Unable to land a Mayweather fight, Pacquiao elected to face Marquez for the third time. They met on Nov. 12, 2011 in Las Vegas.

Just as in their two previous encounters, Marquez turned in the higher connect percentage (32 to 30 percent). Pacquiao not only threw more overall (578-436), but also attempted more punches in every single round. He outlanded Marquez in 9 of 12 rounds. Marquez won the eighth (12-10), and each fighter landed the as often as the other in Rounds 3 and 9. If you judged the fight solely based on punch stats, Pacquiao won going away.

The ringside judges who actually scored the fight (Dave Moretti, Robert Hoyle and Glenn Trowbridge) saw things differently, however. In the official round-by-round scoring, the judges unanimously agreed to award Rounds 1, 3 and 6 to Pacquiao. They also saw eye to eye in giving Rounds 4, 5 and 7 to Marquez (despite his being outlanded in each of those rounds). Remember, judges look at clean and effective punching, not just sum totals.

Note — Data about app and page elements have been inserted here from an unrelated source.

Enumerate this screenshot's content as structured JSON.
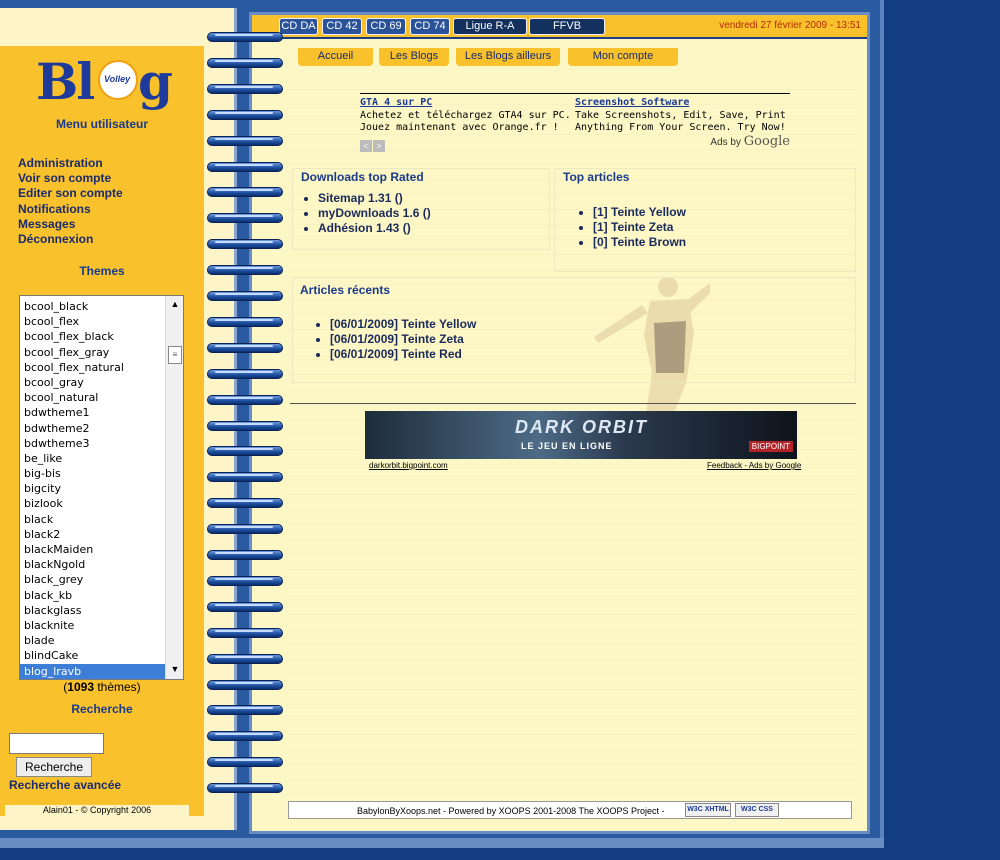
{
  "colors": {
    "accent": "#f9c22c",
    "frame": "#2a5aa0",
    "paper": "#fdf7c6",
    "title": "#1a3a8a"
  },
  "logo": {
    "left": "Bl",
    "right": "g",
    "ball_text": "Volley"
  },
  "sidebar": {
    "menu_title": "Menu utilisateur",
    "menu": [
      "Administration",
      "Voir son compte",
      "Editer son compte",
      "Notifications",
      "Messages",
      "Déconnexion"
    ],
    "themes_title": "Themes",
    "themes": [
      "bcool_black",
      "bcool_flex",
      "bcool_flex_black",
      "bcool_flex_gray",
      "bcool_flex_natural",
      "bcool_gray",
      "bcool_natural",
      "bdwtheme1",
      "bdwtheme2",
      "bdwtheme3",
      "be_like",
      "big-bis",
      "bigcity",
      "bizlook",
      "black",
      "black2",
      "blackMaiden",
      "blackNgold",
      "black_grey",
      "black_kb",
      "blackglass",
      "blacknite",
      "blade",
      "blindCake",
      "blog_lravb"
    ],
    "selected_theme": "blog_lravb",
    "themes_count_open": "(",
    "themes_count": "1093",
    "themes_count_rest": " thèmes)",
    "search_title": "Recherche",
    "search_value": "",
    "search_button": "Recherche",
    "advanced_search": "Recherche avancée",
    "footer": "Alain01 - © Copyright 2006"
  },
  "topbar": {
    "buttons": [
      "CD DA",
      "CD 42",
      "CD 69",
      "CD 74",
      "Ligue R-A",
      "FFVB"
    ],
    "datetime": "vendredi 27 février 2009 - 13:51"
  },
  "tabs": [
    "Accueil",
    "Les Blogs",
    "Les Blogs ailleurs",
    "Mon compte"
  ],
  "ads": {
    "items": [
      {
        "title": "GTA 4 sur PC",
        "line1": "Achetez et téléchargez GTA4 sur PC.",
        "line2": "Jouez maintenant avec Orange.fr !"
      },
      {
        "title": "Screenshot Software",
        "line1": "Take Screenshots, Edit, Save, Print",
        "line2": "Anything From Your Screen. Try Now!"
      }
    ],
    "prev": "<",
    "next": ">",
    "ads_by": "Ads by",
    "google": "Google"
  },
  "downloads": {
    "title": "Downloads top Rated",
    "items": [
      "Sitemap 1.31 ()",
      "myDownloads 1.6 ()",
      "Adhésion 1.43 ()"
    ]
  },
  "top_articles": {
    "title": "Top articles",
    "items": [
      "[1] Teinte Yellow",
      "[1] Teinte Zeta",
      "[0] Teinte Brown"
    ]
  },
  "recent_articles": {
    "title": "Articles récents",
    "items": [
      "[06/01/2009] Teinte Yellow",
      "[06/01/2009] Teinte Zeta",
      "[06/01/2009] Teinte Red"
    ]
  },
  "banner": {
    "title": "DARK ORBIT",
    "subtitle": "LE JEU EN LIGNE",
    "brand": "BIGPOINT",
    "link_left": "darkorbit.bigpoint.com",
    "link_right": "Feedback - Ads by Google"
  },
  "footer": {
    "text": "BabylonByXoops.net - Powered by XOOPS 2001-2008 The XOOPS Project -",
    "badge_xhtml": "W3C XHTML 1.0",
    "badge_css": "W3C CSS"
  }
}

Pacquiao won each of the final five rounds, although not unanimously. That's why the scorecards were so close when the final decision was read. Both Moretti (115-113) and Trowbridge (116-112) gave the fight to Pacquiao. Robert Hoyle scored the fight even (114-114), resulting in a majority decision. Pacquiao had to win the final two rounds on his card just to earn that verdict.

After 36 rounds of action between the two fighters, here is how the numbers stacked up: 3,330 total punches were thrown, with 949 landing (28 percent). Only three rounds in 36 saw one fighter land 10 or more punches than his opponent. Ironically, two of those frames belonged to Marquez (Round 6 in the first fight, Round 8 in the second).